B.11 – Fastest refinery gas analysis and new innovative sulfur chemiluminescence detector first in industry horizontal redox cell by Raj Makhamale, Shimadzu (AE)

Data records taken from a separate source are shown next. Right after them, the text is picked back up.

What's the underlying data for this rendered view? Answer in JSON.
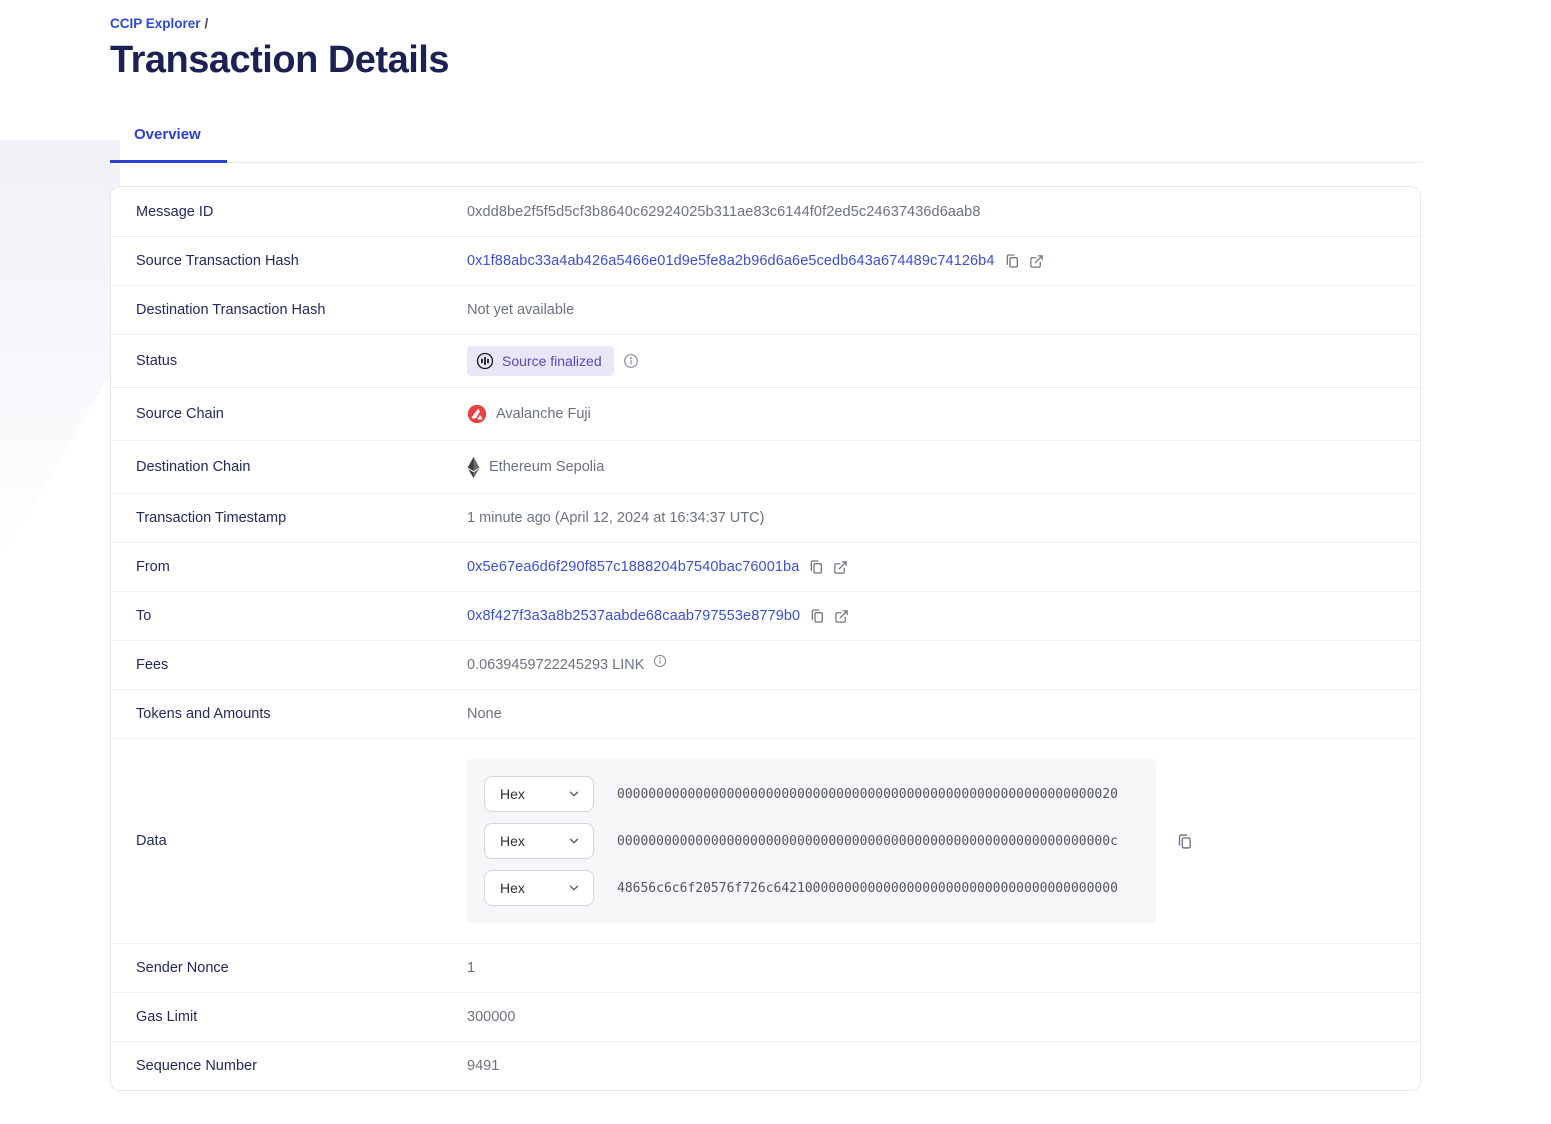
{
  "breadcrumb": {
    "link_label": "CCIP Explorer",
    "separator": "/"
  },
  "page_title": "Transaction Details",
  "tabs": {
    "overview": "Overview"
  },
  "fields": {
    "message_id": {
      "label": "Message ID",
      "value": "0xdd8be2f5f5d5cf3b8640c62924025b311ae83c6144f0f2ed5c24637436d6aab8"
    },
    "source_tx_hash": {
      "label": "Source Transaction Hash",
      "value": "0x1f88abc33a4ab426a5466e01d9e5fe8a2b96d6a6e5cedb643a674489c74126b4"
    },
    "dest_tx_hash": {
      "label": "Destination Transaction Hash",
      "value": "Not yet available"
    },
    "status": {
      "label": "Status",
      "badge": "Source finalized"
    },
    "source_chain": {
      "label": "Source Chain",
      "value": "Avalanche Fuji"
    },
    "dest_chain": {
      "label": "Destination Chain",
      "value": "Ethereum Sepolia"
    },
    "timestamp": {
      "label": "Transaction Timestamp",
      "value": "1 minute ago (April 12, 2024 at 16:34:37 UTC)"
    },
    "from": {
      "label": "From",
      "value": "0x5e67ea6d6f290f857c1888204b7540bac76001ba"
    },
    "to": {
      "label": "To",
      "value": "0x8f427f3a3a8b2537aabde68caab797553e8779b0"
    },
    "fees": {
      "label": "Fees",
      "value": "0.0639459722245293 LINK"
    },
    "tokens_and_amounts": {
      "label": "Tokens and Amounts",
      "value": "None"
    },
    "data": {
      "label": "Data",
      "encoding_selector": "Hex",
      "lines": [
        "0000000000000000000000000000000000000000000000000000000000000020",
        "000000000000000000000000000000000000000000000000000000000000000c",
        "48656c6c6f20576f726c64210000000000000000000000000000000000000000"
      ]
    },
    "sender_nonce": {
      "label": "Sender Nonce",
      "value": "1"
    },
    "gas_limit": {
      "label": "Gas Limit",
      "value": "300000"
    },
    "sequence_number": {
      "label": "Sequence Number",
      "value": "9491"
    }
  },
  "icons": {
    "copy": "copy-icon",
    "external_link": "external-link-icon",
    "info": "info-icon",
    "status_progress": "progress-circle-icon",
    "avalanche": "avalanche-logo-icon",
    "ethereum": "ethereum-logo-icon",
    "chevron_down": "chevron-down-icon"
  },
  "colors": {
    "link_blue": "#2c49d8",
    "hash_link_blue": "#3a4fd2",
    "title_navy": "#1b2152",
    "label_navy": "#232a5c",
    "value_gray": "#6b7280",
    "tab_blue": "#2b3fd0",
    "badge_bg": "#e9e6f8",
    "badge_text": "#5649bc",
    "avalanche_red": "#e84142",
    "data_box_bg": "#f6f6f8",
    "table_border": "#e7e9ee"
  }
}
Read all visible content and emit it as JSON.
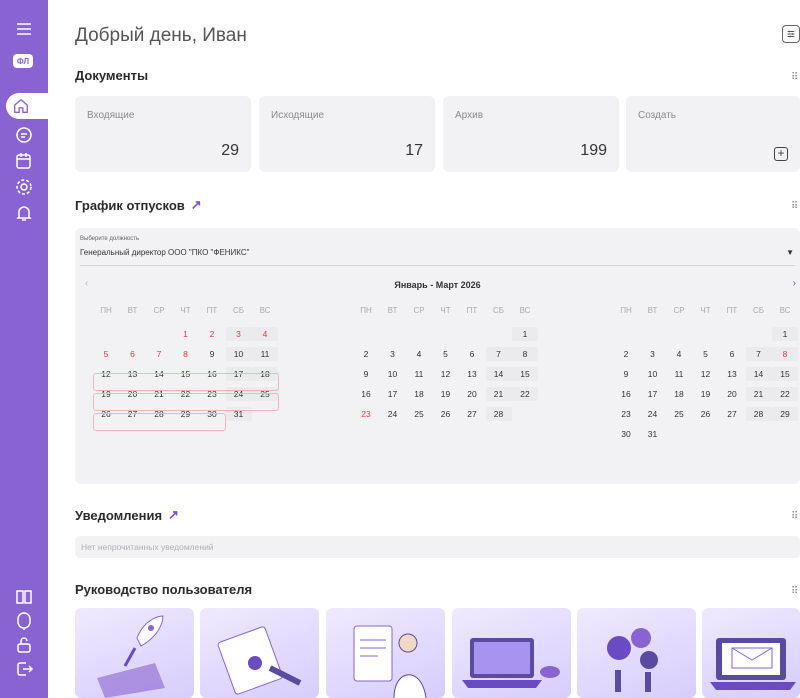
{
  "greeting": "Добрый день, Иван",
  "sidebar": {
    "badge": "ФЛ"
  },
  "documents": {
    "title": "Документы",
    "cards": [
      {
        "label": "Входящие",
        "count": "29"
      },
      {
        "label": "Исходящие",
        "count": "17"
      },
      {
        "label": "Архив",
        "count": "199"
      },
      {
        "label": "Создать",
        "count": ""
      }
    ]
  },
  "vacations": {
    "title": "График отпусков",
    "position_label": "Выберите должность",
    "position_value": "Генеральный директор ООО \"ПКО \"ФЕНИКС\"",
    "period": "Январь - Март 2026",
    "weekdays": [
      "ПН",
      "ВТ",
      "СР",
      "ЧТ",
      "ПТ",
      "СБ",
      "ВС"
    ]
  },
  "notifications": {
    "title": "Уведомления",
    "empty": "Нет непрочитанных уведомлений"
  },
  "guide": {
    "title": "Руководство пользователя"
  },
  "colors": {
    "accent": "#8a63d2",
    "holiday": "#e0393e",
    "panel": "#f2f2f4"
  }
}
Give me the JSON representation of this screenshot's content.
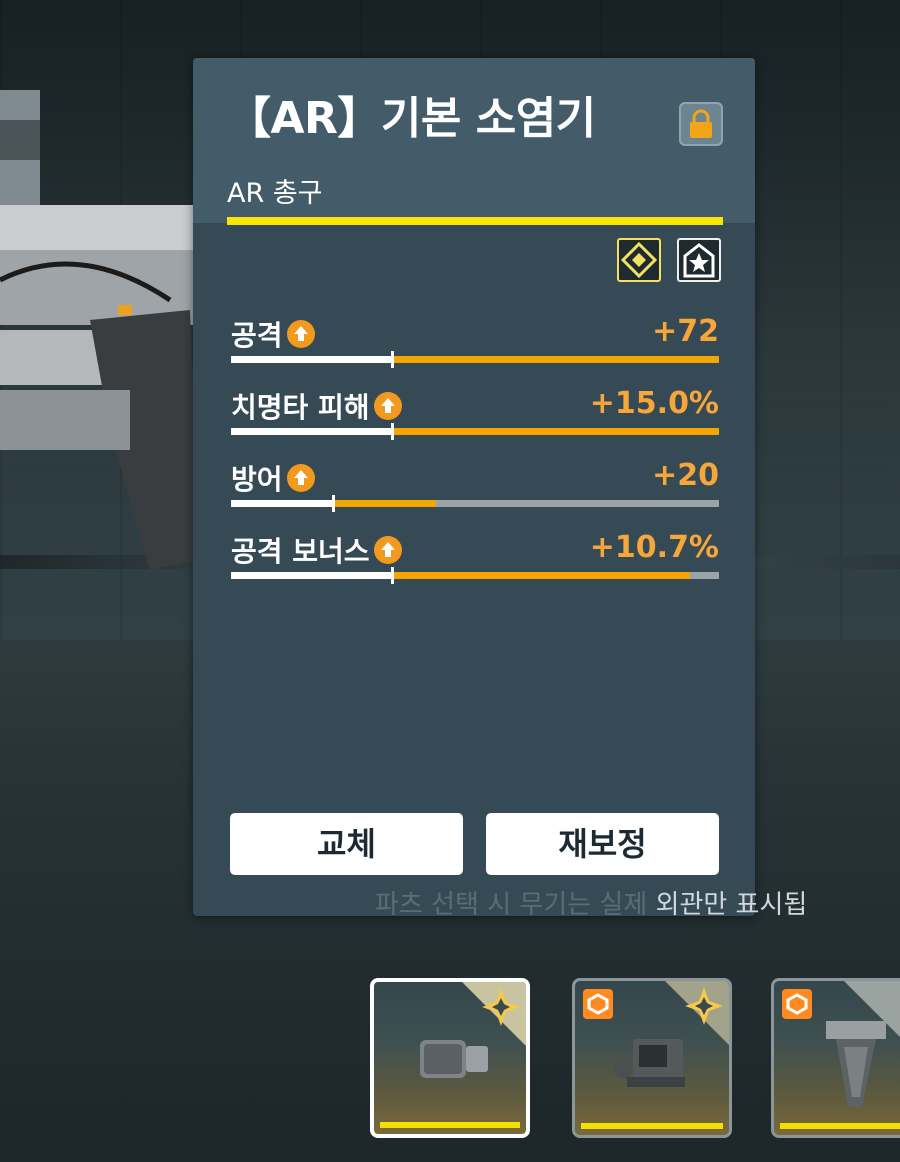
{
  "panel": {
    "title": "【AR】기본 소염기",
    "subtitle": "AR 총구",
    "accent_color": "#f6e600",
    "badges": [
      "diamond-rank-icon",
      "star-chevron-icon"
    ]
  },
  "stats": [
    {
      "name": "공격",
      "value": "+72",
      "base_fill": 0.33,
      "bonus_fill": 1.0
    },
    {
      "name": "치명타 피해",
      "value": "+15.0%",
      "base_fill": 0.33,
      "bonus_fill": 1.0
    },
    {
      "name": "방어",
      "value": "+20",
      "base_fill": 0.21,
      "bonus_fill": 0.42
    },
    {
      "name": "공격 보너스",
      "value": "+10.7%",
      "base_fill": 0.33,
      "bonus_fill": 0.94
    }
  ],
  "buttons": {
    "swap": "교체",
    "recalibrate": "재보정"
  },
  "hint": {
    "faded": "파츠 선택 시 무기는 실제 ",
    "visible": "외관만 표시됩"
  },
  "slots": [
    {
      "item": "muzzle",
      "selected": true
    },
    {
      "item": "sight",
      "selected": false
    },
    {
      "item": "grip",
      "selected": false
    }
  ],
  "colors": {
    "panel_bg": "#364a55",
    "stat_value": "#f7a63a",
    "bar_orange": "#f5a500"
  }
}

Analysis of sulfur has always been challenging in the hydrocarbon processing industry. There are various detection techniques used like FPD, PFPD, AED and SCD. Among all SCD is the most suitable detector due to its very high sensitivity, equimolar response and minimum or no quenching effect. But the challenges with SCD’s available is the maintenance, changes in response which requires frequent calibration, and not complete burning of components in plasma. The new innovative design of Shimadzu SCD-2030 detector overcomes these problems. This SCD consist industries first adaptation of horizontal redox cell, which accelerates the redox reactions and allows enough path lengths for burning the components. This gives rise to best detection limits among all SCD’s. Also, horizonal position allows use of short transfer line preventing unstable SO to convert to SO2. The overall design consideration maintains the stability of detector over much longer period than currently available SCD’s.